#### PROVIDED INFORMATION ####

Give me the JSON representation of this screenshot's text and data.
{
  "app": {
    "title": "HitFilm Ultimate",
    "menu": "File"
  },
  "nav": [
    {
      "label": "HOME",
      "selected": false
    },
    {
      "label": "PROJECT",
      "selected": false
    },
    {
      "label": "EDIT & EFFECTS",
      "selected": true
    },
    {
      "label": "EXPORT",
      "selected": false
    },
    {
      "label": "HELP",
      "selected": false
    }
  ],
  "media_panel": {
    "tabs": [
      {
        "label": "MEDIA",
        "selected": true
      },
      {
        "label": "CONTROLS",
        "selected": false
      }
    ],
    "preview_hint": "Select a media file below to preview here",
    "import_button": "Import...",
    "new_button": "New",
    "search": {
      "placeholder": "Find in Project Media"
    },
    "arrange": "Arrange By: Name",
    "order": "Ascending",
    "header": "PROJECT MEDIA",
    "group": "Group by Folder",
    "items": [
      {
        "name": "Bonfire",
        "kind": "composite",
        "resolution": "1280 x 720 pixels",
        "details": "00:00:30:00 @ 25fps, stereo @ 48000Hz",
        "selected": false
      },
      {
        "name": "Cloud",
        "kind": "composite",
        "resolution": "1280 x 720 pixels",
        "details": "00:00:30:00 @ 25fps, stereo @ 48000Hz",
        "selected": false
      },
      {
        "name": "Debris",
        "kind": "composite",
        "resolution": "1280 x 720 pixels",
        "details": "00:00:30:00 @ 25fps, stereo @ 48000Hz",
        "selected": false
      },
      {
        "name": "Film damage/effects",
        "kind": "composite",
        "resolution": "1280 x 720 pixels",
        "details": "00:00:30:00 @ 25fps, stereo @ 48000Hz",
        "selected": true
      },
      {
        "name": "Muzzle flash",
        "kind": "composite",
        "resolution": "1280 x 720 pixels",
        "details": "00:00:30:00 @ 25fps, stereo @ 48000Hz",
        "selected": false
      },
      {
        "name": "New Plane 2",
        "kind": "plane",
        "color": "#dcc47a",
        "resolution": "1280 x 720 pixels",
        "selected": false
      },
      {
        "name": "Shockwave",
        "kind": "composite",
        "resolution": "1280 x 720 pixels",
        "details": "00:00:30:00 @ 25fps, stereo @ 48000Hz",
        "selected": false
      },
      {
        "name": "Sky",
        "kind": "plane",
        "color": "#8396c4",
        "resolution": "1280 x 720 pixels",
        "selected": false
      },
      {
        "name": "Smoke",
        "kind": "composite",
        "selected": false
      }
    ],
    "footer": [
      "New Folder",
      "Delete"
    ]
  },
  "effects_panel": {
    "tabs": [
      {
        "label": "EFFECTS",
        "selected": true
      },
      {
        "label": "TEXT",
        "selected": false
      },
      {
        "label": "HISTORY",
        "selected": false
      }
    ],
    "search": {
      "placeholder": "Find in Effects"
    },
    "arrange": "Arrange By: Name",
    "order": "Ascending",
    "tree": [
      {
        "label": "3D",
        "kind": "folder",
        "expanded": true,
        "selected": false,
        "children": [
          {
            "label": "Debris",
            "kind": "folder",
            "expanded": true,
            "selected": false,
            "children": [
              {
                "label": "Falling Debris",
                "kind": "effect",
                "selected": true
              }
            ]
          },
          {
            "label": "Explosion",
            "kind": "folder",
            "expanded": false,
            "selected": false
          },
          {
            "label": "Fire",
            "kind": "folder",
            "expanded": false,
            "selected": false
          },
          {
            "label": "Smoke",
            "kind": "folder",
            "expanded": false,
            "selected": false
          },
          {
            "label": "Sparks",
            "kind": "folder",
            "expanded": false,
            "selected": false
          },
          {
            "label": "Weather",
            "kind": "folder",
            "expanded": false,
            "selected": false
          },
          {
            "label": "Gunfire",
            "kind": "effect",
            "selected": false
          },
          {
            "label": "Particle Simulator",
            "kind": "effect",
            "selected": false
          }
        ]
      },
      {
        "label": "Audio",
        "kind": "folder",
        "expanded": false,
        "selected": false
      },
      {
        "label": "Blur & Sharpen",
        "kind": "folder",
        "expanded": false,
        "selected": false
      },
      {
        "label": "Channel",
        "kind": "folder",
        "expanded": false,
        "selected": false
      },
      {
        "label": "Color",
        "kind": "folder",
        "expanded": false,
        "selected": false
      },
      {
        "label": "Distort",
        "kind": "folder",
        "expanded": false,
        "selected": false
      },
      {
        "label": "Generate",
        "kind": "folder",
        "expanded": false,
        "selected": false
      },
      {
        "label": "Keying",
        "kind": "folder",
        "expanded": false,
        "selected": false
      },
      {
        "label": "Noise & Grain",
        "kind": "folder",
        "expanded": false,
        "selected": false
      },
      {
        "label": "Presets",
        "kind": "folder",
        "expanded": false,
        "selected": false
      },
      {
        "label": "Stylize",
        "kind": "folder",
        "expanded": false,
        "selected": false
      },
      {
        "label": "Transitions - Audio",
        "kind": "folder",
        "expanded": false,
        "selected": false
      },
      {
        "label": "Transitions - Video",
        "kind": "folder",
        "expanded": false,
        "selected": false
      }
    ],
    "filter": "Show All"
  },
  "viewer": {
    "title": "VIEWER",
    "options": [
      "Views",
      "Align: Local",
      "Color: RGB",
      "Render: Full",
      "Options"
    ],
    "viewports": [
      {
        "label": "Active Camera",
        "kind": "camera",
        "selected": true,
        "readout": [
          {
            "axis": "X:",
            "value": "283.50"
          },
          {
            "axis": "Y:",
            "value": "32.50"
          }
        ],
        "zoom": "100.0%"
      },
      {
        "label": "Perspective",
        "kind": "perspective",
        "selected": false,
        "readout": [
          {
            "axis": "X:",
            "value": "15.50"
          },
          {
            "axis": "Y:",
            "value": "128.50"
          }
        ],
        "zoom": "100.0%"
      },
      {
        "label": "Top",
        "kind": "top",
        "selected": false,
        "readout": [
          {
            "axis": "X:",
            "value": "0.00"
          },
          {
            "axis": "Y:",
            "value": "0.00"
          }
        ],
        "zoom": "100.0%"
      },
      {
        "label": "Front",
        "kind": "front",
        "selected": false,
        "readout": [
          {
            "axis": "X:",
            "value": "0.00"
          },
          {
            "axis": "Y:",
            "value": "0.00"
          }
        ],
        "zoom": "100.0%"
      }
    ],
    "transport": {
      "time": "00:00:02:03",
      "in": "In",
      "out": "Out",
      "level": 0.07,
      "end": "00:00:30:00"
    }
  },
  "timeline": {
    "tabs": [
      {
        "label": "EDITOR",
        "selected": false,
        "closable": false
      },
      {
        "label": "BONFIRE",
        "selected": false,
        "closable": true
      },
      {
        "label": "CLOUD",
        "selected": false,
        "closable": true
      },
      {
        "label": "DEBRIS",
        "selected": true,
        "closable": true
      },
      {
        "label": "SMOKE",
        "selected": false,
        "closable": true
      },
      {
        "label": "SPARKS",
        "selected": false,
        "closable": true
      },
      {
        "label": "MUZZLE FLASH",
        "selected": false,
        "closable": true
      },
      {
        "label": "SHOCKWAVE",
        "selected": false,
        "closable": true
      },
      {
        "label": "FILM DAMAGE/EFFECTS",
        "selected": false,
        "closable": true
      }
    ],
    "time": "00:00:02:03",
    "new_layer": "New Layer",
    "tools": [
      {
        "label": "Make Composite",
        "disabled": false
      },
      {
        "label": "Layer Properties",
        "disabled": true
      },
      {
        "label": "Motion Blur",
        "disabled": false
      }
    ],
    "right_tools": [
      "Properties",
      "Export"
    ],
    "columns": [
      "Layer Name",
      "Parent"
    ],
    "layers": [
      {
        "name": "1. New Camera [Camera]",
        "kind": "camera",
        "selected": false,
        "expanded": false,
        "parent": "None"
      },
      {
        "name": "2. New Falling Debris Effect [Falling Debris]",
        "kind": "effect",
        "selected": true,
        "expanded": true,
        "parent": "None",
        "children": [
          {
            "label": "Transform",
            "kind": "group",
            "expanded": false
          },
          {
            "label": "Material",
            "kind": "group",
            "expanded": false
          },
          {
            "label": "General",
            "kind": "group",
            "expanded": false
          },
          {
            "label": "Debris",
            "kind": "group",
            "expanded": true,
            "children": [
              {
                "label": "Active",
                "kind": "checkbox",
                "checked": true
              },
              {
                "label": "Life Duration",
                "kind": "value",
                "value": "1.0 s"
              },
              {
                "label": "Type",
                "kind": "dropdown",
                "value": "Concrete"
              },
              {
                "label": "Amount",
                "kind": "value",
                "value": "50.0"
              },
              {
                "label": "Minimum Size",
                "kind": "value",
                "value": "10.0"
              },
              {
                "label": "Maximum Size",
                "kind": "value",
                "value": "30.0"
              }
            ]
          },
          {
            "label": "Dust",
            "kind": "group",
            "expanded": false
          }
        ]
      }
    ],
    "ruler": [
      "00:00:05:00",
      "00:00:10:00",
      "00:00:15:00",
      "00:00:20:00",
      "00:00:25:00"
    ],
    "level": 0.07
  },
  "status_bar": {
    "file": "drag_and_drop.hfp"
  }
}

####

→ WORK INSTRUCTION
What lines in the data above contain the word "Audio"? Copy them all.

→ TASK OUTPUT
        "label": "Audio",
        "label": "Transitions - Audio",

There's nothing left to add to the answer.